ATLANTA ( TheStreet) -- It has so far been a winter of discontent for Delta ( DAL) and US Airways ( LCC). Though Delta is far larger, the two carriers are similar in some ways: both have their largest hub in the Southeast, as well as a major presence in the Northeast. Both areas have been slammed by winter storms. While weather events are, of course, anticipated by airlines, they nevertheless can have an impact on financial performance. After Delta pegged the cost of a
post-Christmas Northeast blizzard at $45 million, several analysts reduced first-quarter estimates.
For instance, Dahlman Rose analyst Helane Becker reduced her fourth quarter estimate to 26 cents from 31 cents and reiterated a buy rating and a $16 price target. Currently, analysts surveyed by Thomson Reuters are estimating 25 cents. Delta will report earnings Tuesday, kicking off the industry's fourth quarter reports. This week, Delta has cancelled about 5,500 flights, most of them to or from Atlanta, from Sunday through Thursday. That is more than the 3,030 post-Christmas cancellations. The carrier operates about 5,500 daily flights. Spokesman Anthony Black said a winter storm struck Atlanta Sunday evening, dropping four inches of snow in two hours. The storm continued into Monday morning, then changed to sleet and freezing rain, which is worse for an airline than snow and requires more de-icing time. The freezing rain continued into Tuesday. What is an airline station manager's least favorite word? The answer is "de-icing," because there is no way an airline can remotely maintain its schedule once de-icing is involved. Atlanta's airport, the biggest in the world, normally has about 120 departures an hour. On average, at least half are Delta departures. But once de-icing starts, even in optimal conditions including improved weather and cleared ramps, Delta's flights are limited to 18 or 20 an hour. At times during this week's storm, Delta was limited to as few as eight departures an hour. Normally, about 1,000 Delta and Delta Connection flights depart Atlanta each day. Black noted it normally takes about an hour to de-ice a widebody jet, using four trucks, and about 30 to 35 minutes to de-ice a narrow-body jet. But it can take longer when the ice is heavier.

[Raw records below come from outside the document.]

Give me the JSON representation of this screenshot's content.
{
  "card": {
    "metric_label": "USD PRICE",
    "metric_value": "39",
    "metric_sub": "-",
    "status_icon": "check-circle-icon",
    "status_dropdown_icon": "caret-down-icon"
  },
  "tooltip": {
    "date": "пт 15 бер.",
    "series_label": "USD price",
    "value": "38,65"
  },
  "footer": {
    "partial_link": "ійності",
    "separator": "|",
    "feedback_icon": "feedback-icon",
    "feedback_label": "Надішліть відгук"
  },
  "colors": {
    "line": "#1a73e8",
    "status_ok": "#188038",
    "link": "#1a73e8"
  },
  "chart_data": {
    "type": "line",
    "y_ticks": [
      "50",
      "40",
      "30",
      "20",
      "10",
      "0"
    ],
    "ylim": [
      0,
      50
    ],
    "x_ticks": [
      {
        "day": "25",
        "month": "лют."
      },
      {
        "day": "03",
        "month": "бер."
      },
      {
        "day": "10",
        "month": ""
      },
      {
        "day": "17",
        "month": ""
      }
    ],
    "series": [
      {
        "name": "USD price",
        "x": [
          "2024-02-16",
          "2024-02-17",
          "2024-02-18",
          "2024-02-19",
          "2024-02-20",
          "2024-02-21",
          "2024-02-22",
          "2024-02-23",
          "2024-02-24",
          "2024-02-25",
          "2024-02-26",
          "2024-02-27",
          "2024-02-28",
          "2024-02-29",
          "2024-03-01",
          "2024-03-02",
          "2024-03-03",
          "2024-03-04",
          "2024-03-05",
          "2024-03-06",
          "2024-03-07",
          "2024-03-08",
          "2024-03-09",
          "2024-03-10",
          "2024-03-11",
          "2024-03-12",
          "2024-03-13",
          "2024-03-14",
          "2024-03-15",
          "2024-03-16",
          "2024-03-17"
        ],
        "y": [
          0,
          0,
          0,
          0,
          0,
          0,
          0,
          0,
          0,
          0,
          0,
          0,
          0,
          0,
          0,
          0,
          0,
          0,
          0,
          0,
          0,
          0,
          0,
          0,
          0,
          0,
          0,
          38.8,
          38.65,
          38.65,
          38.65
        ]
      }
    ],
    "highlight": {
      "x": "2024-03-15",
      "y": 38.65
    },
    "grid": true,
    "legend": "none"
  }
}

In Charlotte, US Airways had all the same problems, plus one more: it ran out of de-icing fluid. From Monday through Wednesday, US Airways cancelled about 2,600 mainline and express flights. The carrier normally operates about 3,200 daily flights. The storm rolled into Charlotte Monday evening. "The storm was centered over Charlotte longer than the forecast period, and we had colder temperatures than expected," said spokesman Todd Lehmacher. "The snow turned to ice earlier than forecast, we had to use more de-icing fluid than normal and we started to run out of fluid." The carrier cancelled its last bank of flights, although it protected evening flights to Rio and to European destinations. On Tuesday, the freezing rain continued, causing ramp safety issues. "We were optimistic in the morning that we could operate in the afternoon," Lehmacher said. "But we were supposed to get a shipment of fluid early Tuesday morning, and the trucks could not get there due to icing on the road." Because planes could not leave Charlotte, gate space was unavailable, so inbound flights were also cancelled. On Tuesday, the airline cancelled 1,465 flights, most involving Charlotte. This year, for the first time, the airline has turned over de-icing of its aircraft to the airport. Lehmacher said the two parties will review what went wrong. "This is a learning experience," he said. On Wednesday, with better weather and a new supply of fluid, nearly all of the passengers stranded in Charlotte were able to depart. Coincidentally, on Wednesday, Soleil Securities analyst James Higgins downgraded US Airways shares to hold from buy. His target price remained $12. The downgrade was not related to the storm, but rather to "the combination of US Airways shares approaching our target price coupled with a recent sharp rise in market fuel prices," Higgins wrote. US Airways has followed a strategy of not hedging fuel. -- Written by Ted Reed in Charlotte, N.C. >To contact the writer of this article, click here: